It's been a less than impressive year for LGBTQ characters on TV. Sure, there has been a fair amount of representation, but time and again, exciting, compelling LGBTQ characters have been abruptly killed off — and the consensus is that it's not just mere happenstance, but an epidemic.
Thankfully, several TV writers and producers are listening to these concerns, and have penned a seven-point pledge to assure viewers that LGBTQ characters will be treated with respect and to respond to calls from the public for "meaningful change." Dubbed the "Lexa Pledge" as a reminder of the controversial killing of Lexa (Alycia Debnam-Carey) in the CW's The 100, the letter was created by Saving Hope writer and co-executive producer Noelle Carbone, producer, writer and director Michelle Mama, Saving Hope producer Sonia Hosko and Gina Tass, the creator of the Trevor Project fundraiser, which provides suicide prevention services for "lesbian, gay, bisexual, transgender and questioning youth in crisis."
The seven tenets include promising to introduce characters with significant storylines and arcs, refusing to kill a queer character just to further the plot of a straight character and never baiting or misleading the fans on social media channels. You can check out the full pledge from the writers and producers below.
The death of Lexa was the most high-profile LGBTQ character death of late, but it was far from an outlier. Within the months of February and March, three other prominent characters were killed, including Rose (Bridget Regan) on the CW's Jane the Virgin, Kira (Yaani King) on Syfy's The Magicians and Denise (Merritt Wever) on AMC's The Walking Dead.
Denise's death had a particular resonance, as the character was killed in a scene taken straight from the comic book source material, and transposed to her in place of Abraham (Michael Cudlitz), who was killed in the same fashion in the comics. Thus, the decision to kill one of the show's few gay characters was an off-putting, but intentional, decision.

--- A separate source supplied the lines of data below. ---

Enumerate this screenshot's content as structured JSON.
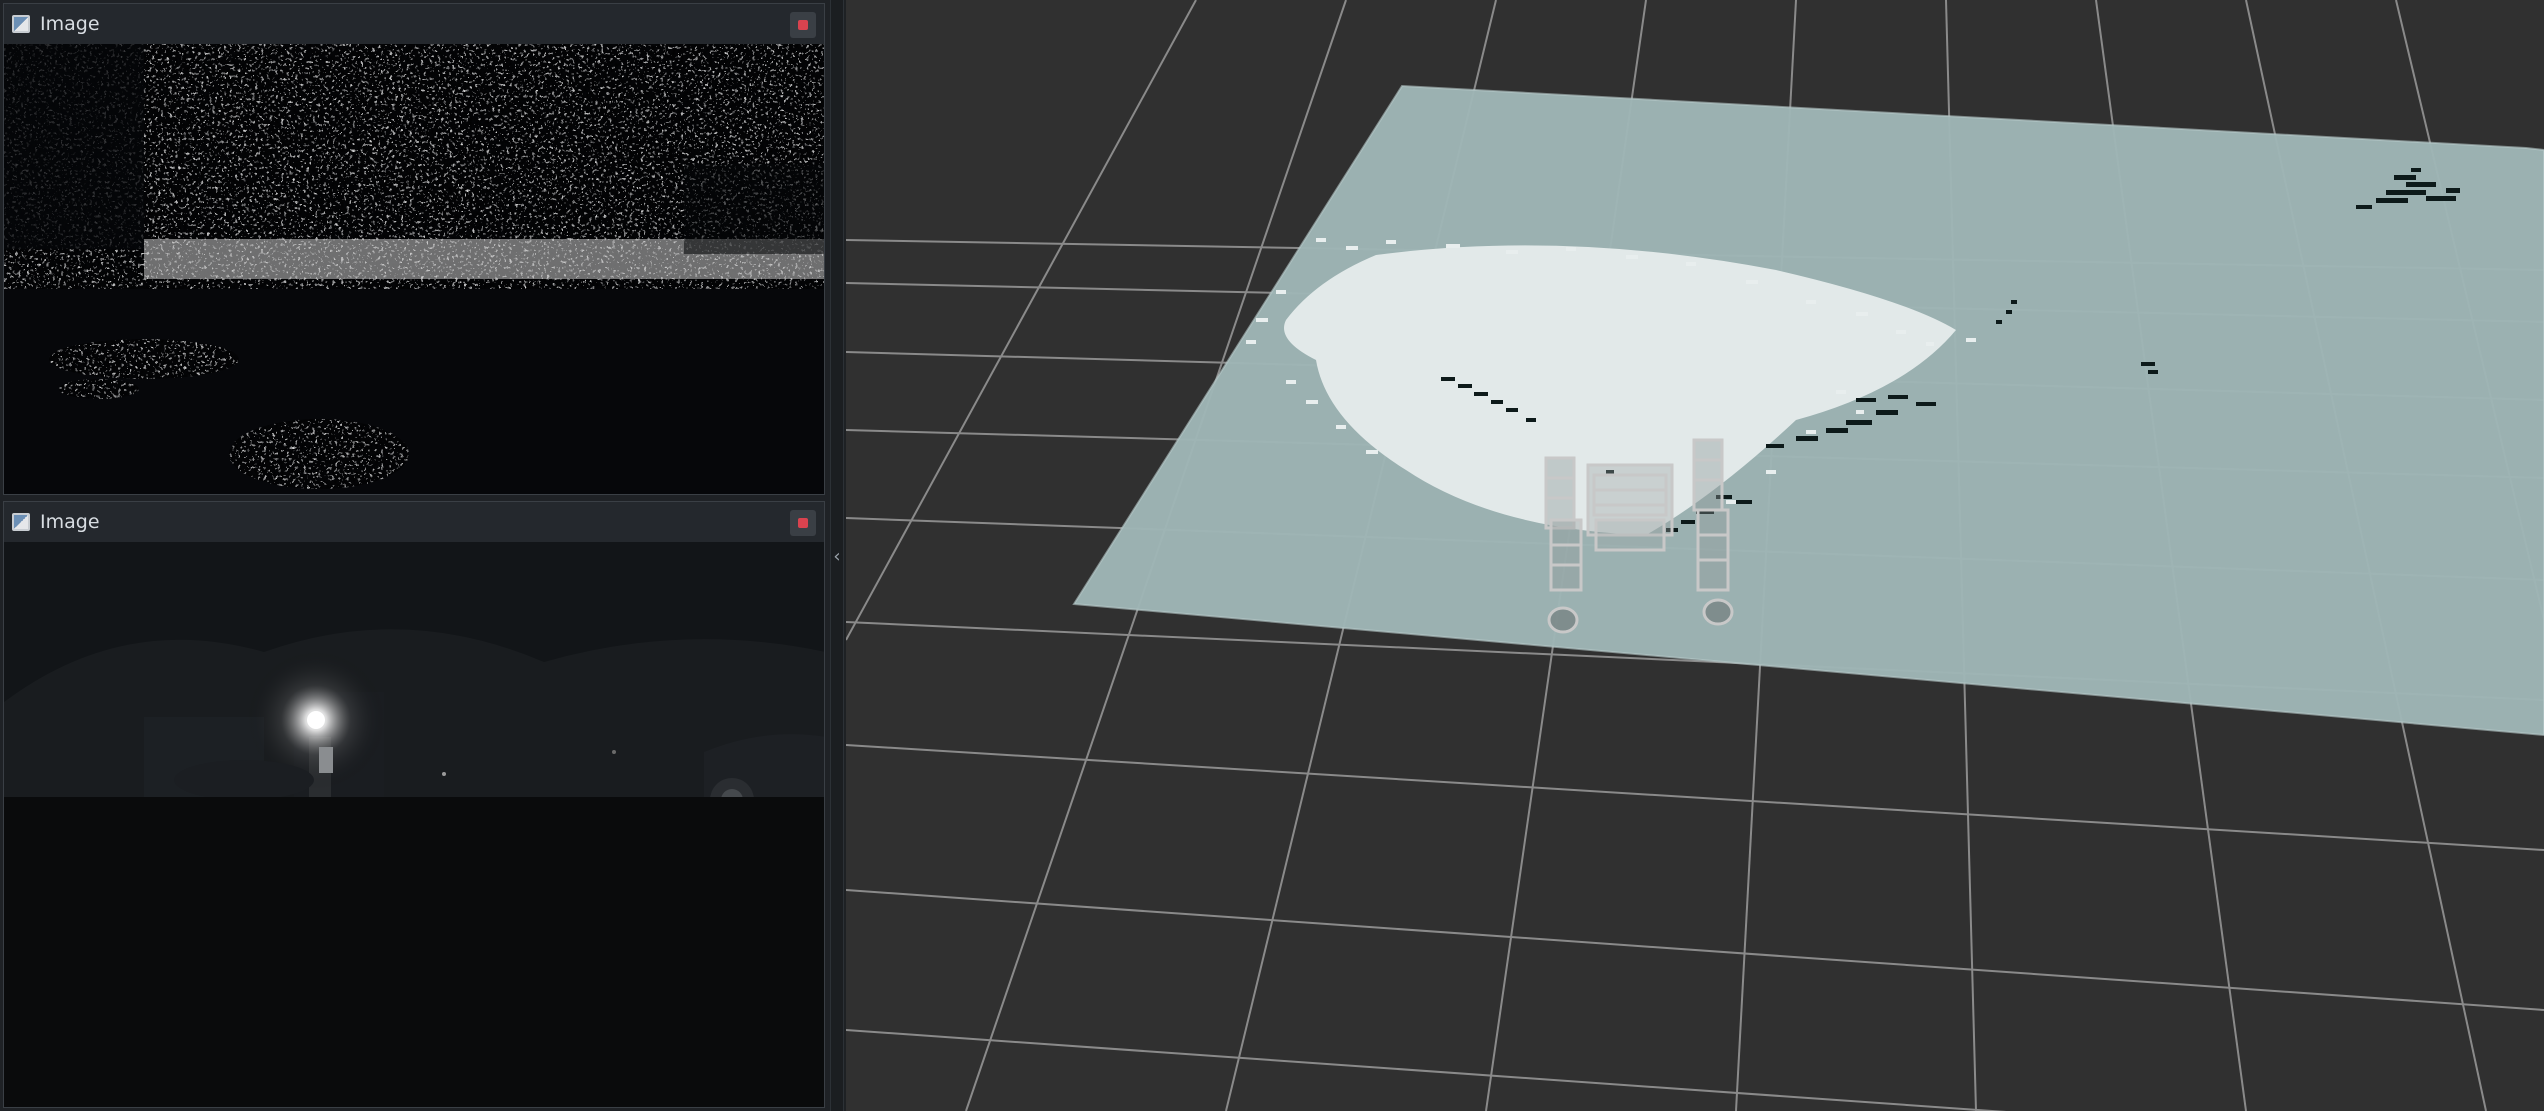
{
  "panels": {
    "top": {
      "title": "Image"
    },
    "bottom": {
      "title": "Image"
    }
  },
  "icons": {
    "panel": "image-icon",
    "close": "close-icon",
    "splitter": "chevron-left-icon"
  },
  "splitter": {
    "glyph": "‹"
  },
  "colors": {
    "viewport_bg": "#303030",
    "grid": "#9a9a9a",
    "map_plane": "#9fb6b6",
    "map_free": "#e6ecec",
    "map_obstacle": "#0d1a1a",
    "robot": "#c8c8c8",
    "close_button": "#d9434f"
  }
}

"While being a lesbian doesn't mean a character should be bulletproof — anyone and everyone should be ready to die on The Walking Dead — the writers did decide to swap the gay character in for the straight, white alpha male," Joanna Robinson wrote for Vanity Fair. "They had to do a lot of plot contorting to get there, too."
In light of the increasingly troublesome "Bury Your Gays" trope, the writers behind the pledge also emphasized the importance of positive representation — and the ramifications for a younger, queer audience if this isn't achieved.
"I don't know what my experience would've been like if I was a teenager now and watching queer female characters get shot or stabbed or drowned one after the other after the other," Carbone said, in an email to the Mary Sue. "I don't know how that kind of representation wouldn't burrow into your subconscious and send a message of pain and futility. Which I guess is why the pledge is getting the response it's getting online. It contains a message of hope that lots of people, especially young people, need to hear."
The "Lexa Pledge" certainly isn't going to change the TV landscape overnight, but the fact that the writers are responding to these concerns is a step in the right direction.
h/t the Mary Sue